---------- Data shown ----------

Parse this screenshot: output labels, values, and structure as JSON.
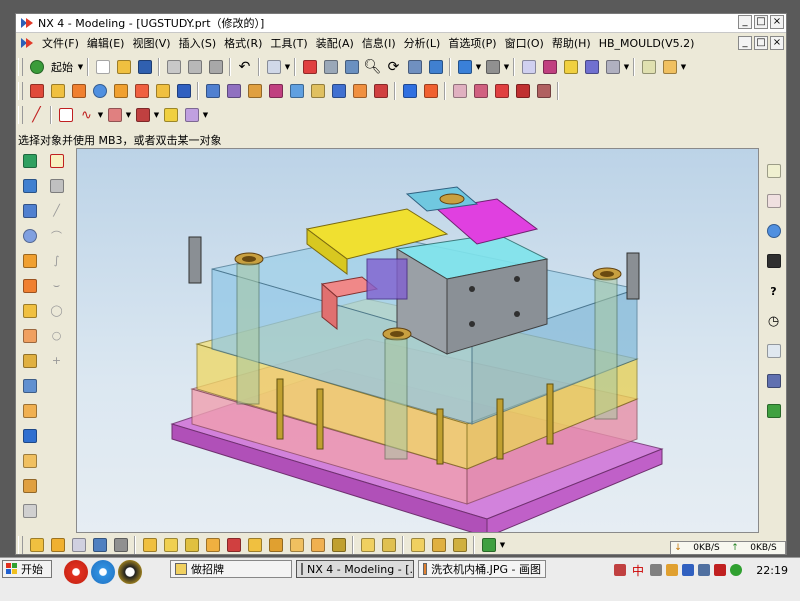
{
  "window": {
    "title": "NX 4 - Modeling - [UGSTUDY.prt（修改的）]",
    "min_label": "_",
    "max_label": "□",
    "close_label": "×"
  },
  "menu": {
    "items": [
      "文件(F)",
      "编辑(E)",
      "视图(V)",
      "插入(S)",
      "格式(R)",
      "工具(T)",
      "装配(A)",
      "信息(I)",
      "分析(L)",
      "首选项(P)",
      "窗口(O)",
      "帮助(H)",
      "HB_MOULD(V5.2)"
    ]
  },
  "toolbar1": {
    "start_label": "起始",
    "icons": [
      "new-icon",
      "open-icon",
      "save-icon",
      "cut-icon",
      "copy-icon",
      "paste-icon",
      "undo-icon",
      "selection-icon",
      "fit-icon",
      "zoom-window-icon",
      "zoom-icon",
      "rotate-icon",
      "pan-icon",
      "refresh-icon",
      "shaded-icon",
      "wireframe-icon",
      "wcs-icon",
      "datum-icon",
      "snap-icon",
      "filter-icon",
      "layer-icon",
      "measure-icon"
    ]
  },
  "toolbar2": {
    "icons": [
      "block-icon",
      "cylinder-icon",
      "cone-icon",
      "sphere-icon",
      "extrude-icon",
      "revolve-icon",
      "sweep-icon",
      "hole-icon",
      "boss-icon",
      "pocket-icon",
      "pad-icon",
      "slot-icon",
      "groove-icon",
      "thread-icon",
      "blend-icon",
      "chamfer-icon",
      "shell-icon",
      "draft-icon",
      "trim-icon",
      "split-icon",
      "offset-icon",
      "curve-icon",
      "spline-icon",
      "mirror-icon"
    ]
  },
  "toolbar3": {
    "icons": [
      "line-icon",
      "arc-icon",
      "point-icon",
      "plane-icon",
      "axis-icon",
      "sketch-icon",
      "project-icon",
      "intersect-icon",
      "bridge-icon",
      "fillet-curve-icon"
    ]
  },
  "status": {
    "prompt": "选择对象并使用 MB3，或者双击某一对象"
  },
  "netmon": {
    "down": "0KB/S",
    "up": "0KB/S"
  },
  "taskbar": {
    "start_label": "开始",
    "buttons": [
      "做招牌",
      "NX 4 - Modeling - [...",
      "洗衣机内桶.JPG - 画图"
    ],
    "ime": "中",
    "clock": "22:19"
  },
  "colors": {
    "viewport_top": "#bcd3e7",
    "mold_blue": "#8ec6e6",
    "mold_yellow": "#f5e05a",
    "mold_magenta": "#e060e0",
    "mold_cyan": "#5fe0e8",
    "mold_pink": "#f0a0a0",
    "mold_purple": "#c080d0",
    "mold_gray": "#8a8f94"
  }
}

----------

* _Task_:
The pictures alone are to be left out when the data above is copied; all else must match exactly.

* _Result for this exercise_:
Parse this screenshot: output labels, values, and structure as JSON.
{
  "window": {
    "title": "NX 4 - Modeling - [UGSTUDY.prt（修改的）]",
    "min_label": "_",
    "max_label": "□",
    "close_label": "×"
  },
  "menu": {
    "items": [
      "文件(F)",
      "编辑(E)",
      "视图(V)",
      "插入(S)",
      "格式(R)",
      "工具(T)",
      "装配(A)",
      "信息(I)",
      "分析(L)",
      "首选项(P)",
      "窗口(O)",
      "帮助(H)",
      "HB_MOULD(V5.2)"
    ]
  },
  "toolbar1": {
    "start_label": "起始",
    "icons": [
      "new-icon",
      "open-icon",
      "save-icon",
      "cut-icon",
      "copy-icon",
      "paste-icon",
      "undo-icon",
      "selection-icon",
      "fit-icon",
      "zoom-window-icon",
      "zoom-icon",
      "rotate-icon",
      "pan-icon",
      "refresh-icon",
      "shaded-icon",
      "wireframe-icon",
      "wcs-icon",
      "datum-icon",
      "snap-icon",
      "filter-icon",
      "layer-icon",
      "measure-icon"
    ]
  },
  "toolbar2": {
    "icons": [
      "block-icon",
      "cylinder-icon",
      "cone-icon",
      "sphere-icon",
      "extrude-icon",
      "revolve-icon",
      "sweep-icon",
      "hole-icon",
      "boss-icon",
      "pocket-icon",
      "pad-icon",
      "slot-icon",
      "groove-icon",
      "thread-icon",
      "blend-icon",
      "chamfer-icon",
      "shell-icon",
      "draft-icon",
      "trim-icon",
      "split-icon",
      "offset-icon",
      "curve-icon",
      "spline-icon",
      "mirror-icon"
    ]
  },
  "toolbar3": {
    "icons": [
      "line-icon",
      "arc-icon",
      "point-icon",
      "plane-icon",
      "axis-icon",
      "sketch-icon",
      "project-icon",
      "intersect-icon",
      "bridge-icon",
      "fillet-curve-icon"
    ]
  },
  "status": {
    "prompt": "选择对象并使用 MB3，或者双击某一对象"
  },
  "netmon": {
    "down": "0KB/S",
    "up": "0KB/S"
  },
  "taskbar": {
    "start_label": "开始",
    "buttons": [
      "做招牌",
      "NX 4 - Modeling - [...",
      "洗衣机内桶.JPG - 画图"
    ],
    "ime": "中",
    "clock": "22:19"
  },
  "colors": {
    "viewport_top": "#bcd3e7",
    "mold_blue": "#8ec6e6",
    "mold_yellow": "#f5e05a",
    "mold_magenta": "#e060e0",
    "mold_cyan": "#5fe0e8",
    "mold_pink": "#f0a0a0",
    "mold_purple": "#c080d0",
    "mold_gray": "#8a8f94"
  }
}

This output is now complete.